==== Records provided ====

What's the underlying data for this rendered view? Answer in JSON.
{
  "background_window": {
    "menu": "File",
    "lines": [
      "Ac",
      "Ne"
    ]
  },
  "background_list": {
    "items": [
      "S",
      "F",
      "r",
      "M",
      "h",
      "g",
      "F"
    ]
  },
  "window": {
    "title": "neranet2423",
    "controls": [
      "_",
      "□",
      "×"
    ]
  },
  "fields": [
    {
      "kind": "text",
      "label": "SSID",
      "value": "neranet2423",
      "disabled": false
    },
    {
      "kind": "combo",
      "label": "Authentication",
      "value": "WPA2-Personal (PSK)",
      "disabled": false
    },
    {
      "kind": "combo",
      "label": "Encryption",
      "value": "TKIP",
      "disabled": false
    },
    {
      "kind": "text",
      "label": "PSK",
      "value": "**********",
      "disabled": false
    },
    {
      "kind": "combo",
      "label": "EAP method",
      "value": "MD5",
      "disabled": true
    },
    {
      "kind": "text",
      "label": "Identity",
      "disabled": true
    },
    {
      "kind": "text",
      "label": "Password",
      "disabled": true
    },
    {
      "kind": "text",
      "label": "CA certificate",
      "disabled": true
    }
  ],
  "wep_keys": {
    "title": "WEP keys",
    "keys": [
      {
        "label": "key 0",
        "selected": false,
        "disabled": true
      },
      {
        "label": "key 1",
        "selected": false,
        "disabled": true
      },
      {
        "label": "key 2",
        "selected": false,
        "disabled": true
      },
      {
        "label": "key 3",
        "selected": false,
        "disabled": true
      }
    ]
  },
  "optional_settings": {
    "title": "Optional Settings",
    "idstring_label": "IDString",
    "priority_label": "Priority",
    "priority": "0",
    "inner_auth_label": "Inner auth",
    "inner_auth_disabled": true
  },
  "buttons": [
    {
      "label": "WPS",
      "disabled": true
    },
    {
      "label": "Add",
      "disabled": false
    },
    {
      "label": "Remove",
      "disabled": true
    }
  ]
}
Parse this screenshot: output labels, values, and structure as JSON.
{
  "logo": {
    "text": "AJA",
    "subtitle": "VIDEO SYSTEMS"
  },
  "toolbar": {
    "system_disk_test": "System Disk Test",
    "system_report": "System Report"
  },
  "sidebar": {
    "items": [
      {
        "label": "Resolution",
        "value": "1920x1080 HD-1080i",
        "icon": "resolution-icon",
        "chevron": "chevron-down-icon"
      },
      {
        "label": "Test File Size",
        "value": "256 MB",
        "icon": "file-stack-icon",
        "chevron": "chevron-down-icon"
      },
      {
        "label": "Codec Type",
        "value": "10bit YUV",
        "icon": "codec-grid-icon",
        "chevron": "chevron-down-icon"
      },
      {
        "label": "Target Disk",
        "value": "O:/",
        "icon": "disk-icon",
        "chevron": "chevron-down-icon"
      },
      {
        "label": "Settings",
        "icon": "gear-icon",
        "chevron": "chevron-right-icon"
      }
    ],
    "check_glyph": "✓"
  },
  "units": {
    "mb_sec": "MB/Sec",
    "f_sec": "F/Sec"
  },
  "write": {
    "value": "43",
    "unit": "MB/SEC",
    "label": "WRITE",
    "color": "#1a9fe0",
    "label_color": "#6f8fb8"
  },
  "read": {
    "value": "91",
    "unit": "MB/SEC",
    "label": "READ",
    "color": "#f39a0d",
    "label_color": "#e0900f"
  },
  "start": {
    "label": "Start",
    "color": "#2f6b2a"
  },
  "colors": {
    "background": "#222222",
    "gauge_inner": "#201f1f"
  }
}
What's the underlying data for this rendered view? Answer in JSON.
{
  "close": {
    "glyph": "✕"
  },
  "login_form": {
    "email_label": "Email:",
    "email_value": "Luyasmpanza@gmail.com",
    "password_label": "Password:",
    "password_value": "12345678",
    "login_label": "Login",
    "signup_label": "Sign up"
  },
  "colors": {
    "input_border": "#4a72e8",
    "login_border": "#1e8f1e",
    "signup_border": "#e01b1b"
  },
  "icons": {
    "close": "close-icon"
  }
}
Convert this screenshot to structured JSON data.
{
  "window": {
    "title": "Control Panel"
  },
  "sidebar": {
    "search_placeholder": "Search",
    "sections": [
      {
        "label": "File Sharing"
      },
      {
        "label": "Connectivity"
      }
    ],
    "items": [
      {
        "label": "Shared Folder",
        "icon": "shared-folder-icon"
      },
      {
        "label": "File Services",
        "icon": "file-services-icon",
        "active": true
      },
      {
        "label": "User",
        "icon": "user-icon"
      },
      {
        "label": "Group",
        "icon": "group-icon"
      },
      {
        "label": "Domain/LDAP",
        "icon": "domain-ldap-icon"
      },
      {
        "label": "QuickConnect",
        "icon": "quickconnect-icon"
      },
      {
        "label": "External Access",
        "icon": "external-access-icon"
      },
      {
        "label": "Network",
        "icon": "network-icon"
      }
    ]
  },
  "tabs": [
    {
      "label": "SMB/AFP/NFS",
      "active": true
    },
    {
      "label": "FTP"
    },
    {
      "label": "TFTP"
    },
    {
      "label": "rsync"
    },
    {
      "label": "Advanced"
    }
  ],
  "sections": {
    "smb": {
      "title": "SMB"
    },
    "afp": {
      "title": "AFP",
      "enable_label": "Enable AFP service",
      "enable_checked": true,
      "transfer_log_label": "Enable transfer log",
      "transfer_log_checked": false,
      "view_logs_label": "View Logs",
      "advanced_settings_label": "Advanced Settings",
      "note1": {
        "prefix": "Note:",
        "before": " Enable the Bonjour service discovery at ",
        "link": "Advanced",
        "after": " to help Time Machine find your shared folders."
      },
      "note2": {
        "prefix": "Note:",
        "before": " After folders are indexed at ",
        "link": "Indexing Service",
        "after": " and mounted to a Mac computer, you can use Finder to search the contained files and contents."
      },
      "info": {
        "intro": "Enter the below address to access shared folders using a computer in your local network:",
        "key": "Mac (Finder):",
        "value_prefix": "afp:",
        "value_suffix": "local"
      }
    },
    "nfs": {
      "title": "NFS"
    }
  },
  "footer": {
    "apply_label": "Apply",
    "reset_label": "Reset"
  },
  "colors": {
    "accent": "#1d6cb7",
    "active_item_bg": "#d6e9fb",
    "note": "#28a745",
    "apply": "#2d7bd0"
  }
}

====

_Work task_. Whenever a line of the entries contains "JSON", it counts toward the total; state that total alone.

_Result of the exercise_. 4